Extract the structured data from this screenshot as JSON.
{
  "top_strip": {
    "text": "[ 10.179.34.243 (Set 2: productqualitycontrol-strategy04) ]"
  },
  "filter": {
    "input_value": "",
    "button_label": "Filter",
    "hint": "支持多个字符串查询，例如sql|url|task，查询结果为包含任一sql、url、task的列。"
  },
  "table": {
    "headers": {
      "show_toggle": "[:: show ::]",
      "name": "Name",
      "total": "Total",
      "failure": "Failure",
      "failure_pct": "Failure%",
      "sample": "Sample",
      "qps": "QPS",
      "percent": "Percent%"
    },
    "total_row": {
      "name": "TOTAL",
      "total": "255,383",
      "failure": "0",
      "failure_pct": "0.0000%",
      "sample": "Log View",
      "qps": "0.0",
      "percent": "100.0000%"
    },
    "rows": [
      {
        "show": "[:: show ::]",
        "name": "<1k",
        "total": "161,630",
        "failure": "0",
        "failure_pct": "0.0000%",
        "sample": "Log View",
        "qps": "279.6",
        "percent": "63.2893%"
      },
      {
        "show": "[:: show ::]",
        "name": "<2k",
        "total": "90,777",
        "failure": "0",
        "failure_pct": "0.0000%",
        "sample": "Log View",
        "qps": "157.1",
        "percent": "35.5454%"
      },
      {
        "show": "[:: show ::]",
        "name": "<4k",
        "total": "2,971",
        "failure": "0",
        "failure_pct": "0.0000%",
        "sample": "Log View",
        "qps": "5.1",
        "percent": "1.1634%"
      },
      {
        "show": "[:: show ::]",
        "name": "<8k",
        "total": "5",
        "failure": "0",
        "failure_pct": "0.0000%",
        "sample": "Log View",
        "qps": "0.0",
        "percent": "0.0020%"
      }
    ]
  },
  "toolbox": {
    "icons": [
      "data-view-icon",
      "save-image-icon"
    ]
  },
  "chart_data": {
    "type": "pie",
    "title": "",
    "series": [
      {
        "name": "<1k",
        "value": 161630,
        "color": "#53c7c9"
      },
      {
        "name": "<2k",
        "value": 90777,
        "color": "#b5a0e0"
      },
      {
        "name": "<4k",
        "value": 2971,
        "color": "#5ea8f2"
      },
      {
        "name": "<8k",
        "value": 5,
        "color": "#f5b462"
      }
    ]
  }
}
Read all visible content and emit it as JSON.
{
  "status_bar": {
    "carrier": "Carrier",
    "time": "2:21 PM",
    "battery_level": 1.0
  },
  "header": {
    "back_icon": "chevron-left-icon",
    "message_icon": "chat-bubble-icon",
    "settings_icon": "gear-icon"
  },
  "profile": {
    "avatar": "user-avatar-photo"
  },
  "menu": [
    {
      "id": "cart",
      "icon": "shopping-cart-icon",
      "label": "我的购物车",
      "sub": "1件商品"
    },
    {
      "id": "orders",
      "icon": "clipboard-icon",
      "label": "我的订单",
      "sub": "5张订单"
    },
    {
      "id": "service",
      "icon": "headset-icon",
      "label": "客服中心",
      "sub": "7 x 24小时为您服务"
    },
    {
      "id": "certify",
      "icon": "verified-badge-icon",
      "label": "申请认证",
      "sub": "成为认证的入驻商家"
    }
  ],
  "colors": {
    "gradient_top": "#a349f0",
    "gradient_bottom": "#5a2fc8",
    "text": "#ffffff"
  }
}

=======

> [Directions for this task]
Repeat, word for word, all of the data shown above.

> [Written solution]
Extract the structured data from this screenshot as JSON.
{
  "top_strip": {
    "text": "[ 10.179.34.243 (Set 2: productqualitycontrol-strategy04) ]"
  },
  "filter": {
    "input_value": "",
    "button_label": "Filter",
    "hint": "支持多个字符串查询，例如sql|url|task，查询结果为包含任一sql、url、task的列。"
  },
  "table": {
    "headers": {
      "show_toggle": "[:: show ::]",
      "name": "Name",
      "total": "Total",
      "failure": "Failure",
      "failure_pct": "Failure%",
      "sample": "Sample",
      "qps": "QPS",
      "percent": "Percent%"
    },
    "total_row": {
      "name": "TOTAL",
      "total": "255,383",
      "failure": "0",
      "failure_pct": "0.0000%",
      "sample": "Log View",
      "qps": "0.0",
      "percent": "100.0000%"
    },
    "rows": [
      {
        "show": "[:: show ::]",
        "name": "<1k",
        "total": "161,630",
        "failure": "0",
        "failure_pct": "0.0000%",
        "sample": "Log View",
        "qps": "279.6",
        "percent": "63.2893%"
      },
      {
        "show": "[:: show ::]",
        "name": "<2k",
        "total": "90,777",
        "failure": "0",
        "failure_pct": "0.0000%",
        "sample": "Log View",
        "qps": "157.1",
        "percent": "35.5454%"
      },
      {
        "show": "[:: show ::]",
        "name": "<4k",
        "total": "2,971",
        "failure": "0",
        "failure_pct": "0.0000%",
        "sample": "Log View",
        "qps": "5.1",
        "percent": "1.1634%"
      },
      {
        "show": "[:: show ::]",
        "name": "<8k",
        "total": "5",
        "failure": "0",
        "failure_pct": "0.0000%",
        "sample": "Log View",
        "qps": "0.0",
        "percent": "0.0020%"
      }
    ]
  },
  "toolbox": {
    "icons": [
      "data-view-icon",
      "save-image-icon"
    ]
  },
  "chart_data": {
    "type": "pie",
    "title": "",
    "series": [
      {
        "name": "<1k",
        "value": 161630,
        "color": "#53c7c9"
      },
      {
        "name": "<2k",
        "value": 90777,
        "color": "#b5a0e0"
      },
      {
        "name": "<4k",
        "value": 2971,
        "color": "#5ea8f2"
      },
      {
        "name": "<8k",
        "value": 5,
        "color": "#f5b462"
      }
    ]
  }
}
Read all visible content and emit it as JSON.
{
  "status_bar": {
    "carrier": "Carrier",
    "time": "2:21 PM",
    "battery_level": 1.0
  },
  "header": {
    "back_icon": "chevron-left-icon",
    "message_icon": "chat-bubble-icon",
    "settings_icon": "gear-icon"
  },
  "profile": {
    "avatar": "user-avatar-photo"
  },
  "menu": [
    {
      "id": "cart",
      "icon": "shopping-cart-icon",
      "label": "我的购物车",
      "sub": "1件商品"
    },
    {
      "id": "orders",
      "icon": "clipboard-icon",
      "label": "我的订单",
      "sub": "5张订单"
    },
    {
      "id": "service",
      "icon": "headset-icon",
      "label": "客服中心",
      "sub": "7 x 24小时为您服务"
    },
    {
      "id": "certify",
      "icon": "verified-badge-icon",
      "label": "申请认证",
      "sub": "成为认证的入驻商家"
    }
  ],
  "colors": {
    "gradient_top": "#a349f0",
    "gradient_bottom": "#5a2fc8",
    "text": "#ffffff"
  }
}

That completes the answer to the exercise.